▸ **Task directions**
Take every line of the material below that includes the string "不要說這是個誤會" and copy it out.

▸ **Given information**
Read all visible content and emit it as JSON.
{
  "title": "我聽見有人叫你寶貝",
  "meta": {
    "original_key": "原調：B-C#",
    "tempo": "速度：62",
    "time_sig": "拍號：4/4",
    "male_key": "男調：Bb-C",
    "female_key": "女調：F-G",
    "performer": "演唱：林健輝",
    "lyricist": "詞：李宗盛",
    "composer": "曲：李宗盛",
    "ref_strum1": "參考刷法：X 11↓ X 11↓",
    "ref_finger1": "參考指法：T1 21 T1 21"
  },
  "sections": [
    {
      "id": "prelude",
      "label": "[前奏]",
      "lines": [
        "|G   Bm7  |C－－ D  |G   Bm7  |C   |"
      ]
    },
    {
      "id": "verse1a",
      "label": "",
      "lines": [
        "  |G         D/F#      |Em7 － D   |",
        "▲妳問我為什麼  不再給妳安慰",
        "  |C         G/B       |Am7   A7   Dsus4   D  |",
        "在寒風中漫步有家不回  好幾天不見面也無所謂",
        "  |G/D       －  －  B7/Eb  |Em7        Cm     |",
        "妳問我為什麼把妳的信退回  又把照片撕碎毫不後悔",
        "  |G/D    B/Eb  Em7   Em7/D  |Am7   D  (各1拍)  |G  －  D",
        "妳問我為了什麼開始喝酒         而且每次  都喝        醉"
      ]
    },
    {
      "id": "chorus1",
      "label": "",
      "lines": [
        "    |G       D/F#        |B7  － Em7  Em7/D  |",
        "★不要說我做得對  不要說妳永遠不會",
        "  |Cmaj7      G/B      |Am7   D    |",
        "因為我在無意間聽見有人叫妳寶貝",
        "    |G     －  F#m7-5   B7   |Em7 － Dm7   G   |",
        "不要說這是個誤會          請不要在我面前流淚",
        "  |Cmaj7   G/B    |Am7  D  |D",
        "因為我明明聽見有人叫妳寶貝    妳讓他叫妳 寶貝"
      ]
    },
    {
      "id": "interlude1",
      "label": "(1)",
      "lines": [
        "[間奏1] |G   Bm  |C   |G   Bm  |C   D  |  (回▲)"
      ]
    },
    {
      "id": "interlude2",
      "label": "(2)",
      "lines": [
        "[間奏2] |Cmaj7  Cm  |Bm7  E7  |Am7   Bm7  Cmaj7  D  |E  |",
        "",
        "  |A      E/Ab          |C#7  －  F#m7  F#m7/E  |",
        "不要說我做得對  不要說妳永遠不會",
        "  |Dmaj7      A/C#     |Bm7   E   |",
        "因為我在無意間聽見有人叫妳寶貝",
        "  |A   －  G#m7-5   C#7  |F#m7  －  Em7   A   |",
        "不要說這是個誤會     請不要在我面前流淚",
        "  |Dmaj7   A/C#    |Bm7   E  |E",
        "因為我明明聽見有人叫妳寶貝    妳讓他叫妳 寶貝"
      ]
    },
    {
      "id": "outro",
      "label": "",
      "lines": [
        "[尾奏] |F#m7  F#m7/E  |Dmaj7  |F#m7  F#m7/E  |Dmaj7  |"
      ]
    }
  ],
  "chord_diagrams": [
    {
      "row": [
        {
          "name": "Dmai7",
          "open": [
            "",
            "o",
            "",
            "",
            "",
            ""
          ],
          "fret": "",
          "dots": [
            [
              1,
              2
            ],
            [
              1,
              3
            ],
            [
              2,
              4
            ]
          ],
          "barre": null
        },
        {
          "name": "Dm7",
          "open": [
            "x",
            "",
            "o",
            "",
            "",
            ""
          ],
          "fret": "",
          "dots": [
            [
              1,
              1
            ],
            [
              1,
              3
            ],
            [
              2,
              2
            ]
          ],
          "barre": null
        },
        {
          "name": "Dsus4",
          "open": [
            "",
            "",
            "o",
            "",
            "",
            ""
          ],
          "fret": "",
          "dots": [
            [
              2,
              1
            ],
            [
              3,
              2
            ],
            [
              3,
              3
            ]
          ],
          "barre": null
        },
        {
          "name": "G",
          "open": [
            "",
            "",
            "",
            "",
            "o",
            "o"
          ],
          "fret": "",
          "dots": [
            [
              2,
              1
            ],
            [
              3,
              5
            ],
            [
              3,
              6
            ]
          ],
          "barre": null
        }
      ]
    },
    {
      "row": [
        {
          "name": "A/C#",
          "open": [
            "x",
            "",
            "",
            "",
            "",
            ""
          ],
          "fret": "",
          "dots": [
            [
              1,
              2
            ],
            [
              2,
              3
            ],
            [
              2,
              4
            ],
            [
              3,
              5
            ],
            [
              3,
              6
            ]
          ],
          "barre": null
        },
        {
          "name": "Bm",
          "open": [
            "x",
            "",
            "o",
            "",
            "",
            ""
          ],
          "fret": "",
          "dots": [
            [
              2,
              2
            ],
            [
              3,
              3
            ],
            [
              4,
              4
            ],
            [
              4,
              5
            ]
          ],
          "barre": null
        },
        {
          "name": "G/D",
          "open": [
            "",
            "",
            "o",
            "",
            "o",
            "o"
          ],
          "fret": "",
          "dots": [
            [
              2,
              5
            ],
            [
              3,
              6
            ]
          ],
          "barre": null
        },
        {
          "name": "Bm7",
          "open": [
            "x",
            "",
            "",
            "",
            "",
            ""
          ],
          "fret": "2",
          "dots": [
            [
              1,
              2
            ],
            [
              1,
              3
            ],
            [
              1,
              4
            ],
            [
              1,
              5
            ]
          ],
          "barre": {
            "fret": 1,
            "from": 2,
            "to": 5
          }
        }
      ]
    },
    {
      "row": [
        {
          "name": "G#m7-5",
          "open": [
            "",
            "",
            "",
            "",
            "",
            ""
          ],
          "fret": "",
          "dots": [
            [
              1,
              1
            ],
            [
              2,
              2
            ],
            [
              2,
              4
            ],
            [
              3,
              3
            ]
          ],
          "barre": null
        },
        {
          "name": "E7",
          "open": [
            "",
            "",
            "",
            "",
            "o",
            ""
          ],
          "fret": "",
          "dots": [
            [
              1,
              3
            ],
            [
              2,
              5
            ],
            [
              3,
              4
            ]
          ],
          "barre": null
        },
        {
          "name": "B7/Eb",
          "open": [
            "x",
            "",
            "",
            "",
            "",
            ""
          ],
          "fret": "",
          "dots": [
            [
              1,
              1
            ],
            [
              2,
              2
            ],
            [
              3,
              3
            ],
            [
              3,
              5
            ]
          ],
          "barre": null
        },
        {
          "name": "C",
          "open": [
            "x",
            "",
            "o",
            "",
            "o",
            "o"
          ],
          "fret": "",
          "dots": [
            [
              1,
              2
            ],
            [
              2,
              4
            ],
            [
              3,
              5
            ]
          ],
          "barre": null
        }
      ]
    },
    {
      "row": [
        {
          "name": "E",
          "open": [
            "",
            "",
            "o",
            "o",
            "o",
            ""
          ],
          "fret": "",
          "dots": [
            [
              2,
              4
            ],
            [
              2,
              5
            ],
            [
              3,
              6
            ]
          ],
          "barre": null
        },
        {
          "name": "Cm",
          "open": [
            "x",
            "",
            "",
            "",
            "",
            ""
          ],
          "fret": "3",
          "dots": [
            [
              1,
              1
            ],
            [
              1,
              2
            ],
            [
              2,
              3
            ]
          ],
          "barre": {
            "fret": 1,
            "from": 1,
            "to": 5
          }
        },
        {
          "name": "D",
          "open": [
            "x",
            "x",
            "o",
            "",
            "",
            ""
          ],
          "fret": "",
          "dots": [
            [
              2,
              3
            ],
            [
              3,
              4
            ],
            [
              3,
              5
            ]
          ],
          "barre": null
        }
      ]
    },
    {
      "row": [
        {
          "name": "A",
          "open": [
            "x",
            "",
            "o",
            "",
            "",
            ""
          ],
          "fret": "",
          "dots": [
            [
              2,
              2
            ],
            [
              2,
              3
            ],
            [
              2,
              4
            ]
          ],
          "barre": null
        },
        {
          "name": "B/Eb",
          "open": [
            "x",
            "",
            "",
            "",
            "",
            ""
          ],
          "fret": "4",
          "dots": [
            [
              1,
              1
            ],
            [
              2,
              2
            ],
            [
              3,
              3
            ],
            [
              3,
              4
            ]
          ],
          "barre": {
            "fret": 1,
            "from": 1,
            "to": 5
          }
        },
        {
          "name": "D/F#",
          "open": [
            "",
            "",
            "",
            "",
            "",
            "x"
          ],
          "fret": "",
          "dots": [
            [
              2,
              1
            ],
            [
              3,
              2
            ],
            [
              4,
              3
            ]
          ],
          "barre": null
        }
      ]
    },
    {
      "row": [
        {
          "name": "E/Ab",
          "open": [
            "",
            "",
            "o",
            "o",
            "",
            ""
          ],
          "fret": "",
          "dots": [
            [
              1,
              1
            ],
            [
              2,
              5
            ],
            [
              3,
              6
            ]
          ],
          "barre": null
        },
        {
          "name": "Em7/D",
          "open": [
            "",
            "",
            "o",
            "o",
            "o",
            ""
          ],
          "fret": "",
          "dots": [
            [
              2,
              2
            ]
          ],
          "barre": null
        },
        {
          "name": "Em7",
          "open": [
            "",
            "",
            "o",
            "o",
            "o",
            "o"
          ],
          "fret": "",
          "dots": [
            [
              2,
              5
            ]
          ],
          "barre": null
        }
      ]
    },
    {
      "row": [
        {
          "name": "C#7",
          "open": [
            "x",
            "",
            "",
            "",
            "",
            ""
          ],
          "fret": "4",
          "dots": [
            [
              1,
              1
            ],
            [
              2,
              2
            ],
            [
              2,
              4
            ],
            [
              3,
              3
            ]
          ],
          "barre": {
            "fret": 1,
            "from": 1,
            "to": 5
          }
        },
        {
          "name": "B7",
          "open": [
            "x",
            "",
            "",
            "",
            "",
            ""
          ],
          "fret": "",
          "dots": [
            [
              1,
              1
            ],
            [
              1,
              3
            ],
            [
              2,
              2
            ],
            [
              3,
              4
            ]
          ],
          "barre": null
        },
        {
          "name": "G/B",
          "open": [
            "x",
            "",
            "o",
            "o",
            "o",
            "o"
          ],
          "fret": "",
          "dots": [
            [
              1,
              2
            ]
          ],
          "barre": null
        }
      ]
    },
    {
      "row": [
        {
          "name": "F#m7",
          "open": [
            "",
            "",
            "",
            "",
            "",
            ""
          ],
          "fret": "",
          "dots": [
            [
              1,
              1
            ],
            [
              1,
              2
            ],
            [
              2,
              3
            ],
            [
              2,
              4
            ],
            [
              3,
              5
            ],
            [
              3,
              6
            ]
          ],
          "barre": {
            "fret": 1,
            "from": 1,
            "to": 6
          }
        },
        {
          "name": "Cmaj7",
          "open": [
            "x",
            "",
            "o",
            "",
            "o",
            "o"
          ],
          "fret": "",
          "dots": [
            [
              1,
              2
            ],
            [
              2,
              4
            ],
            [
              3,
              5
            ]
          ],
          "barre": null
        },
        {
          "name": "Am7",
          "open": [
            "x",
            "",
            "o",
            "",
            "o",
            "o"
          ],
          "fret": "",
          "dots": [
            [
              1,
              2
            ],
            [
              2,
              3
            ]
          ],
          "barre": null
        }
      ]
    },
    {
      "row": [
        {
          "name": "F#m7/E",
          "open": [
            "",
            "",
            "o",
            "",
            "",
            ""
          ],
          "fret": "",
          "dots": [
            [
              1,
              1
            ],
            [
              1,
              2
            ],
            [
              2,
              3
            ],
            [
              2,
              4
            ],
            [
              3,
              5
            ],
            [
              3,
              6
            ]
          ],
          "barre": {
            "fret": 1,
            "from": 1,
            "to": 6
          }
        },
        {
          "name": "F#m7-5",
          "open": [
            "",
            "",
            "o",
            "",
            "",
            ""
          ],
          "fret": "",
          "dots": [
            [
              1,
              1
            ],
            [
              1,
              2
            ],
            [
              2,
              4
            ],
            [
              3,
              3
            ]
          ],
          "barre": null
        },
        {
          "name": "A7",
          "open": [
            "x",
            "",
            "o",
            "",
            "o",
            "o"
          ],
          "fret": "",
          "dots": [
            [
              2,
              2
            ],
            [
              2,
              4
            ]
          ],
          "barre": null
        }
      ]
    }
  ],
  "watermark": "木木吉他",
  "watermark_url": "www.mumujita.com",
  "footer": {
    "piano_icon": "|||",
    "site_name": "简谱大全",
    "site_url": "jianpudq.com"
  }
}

▸ **Answer area**
        "不要說這是個誤會          請不要在我面前流淚",
        "不要說這是個誤會     請不要在我面前流淚",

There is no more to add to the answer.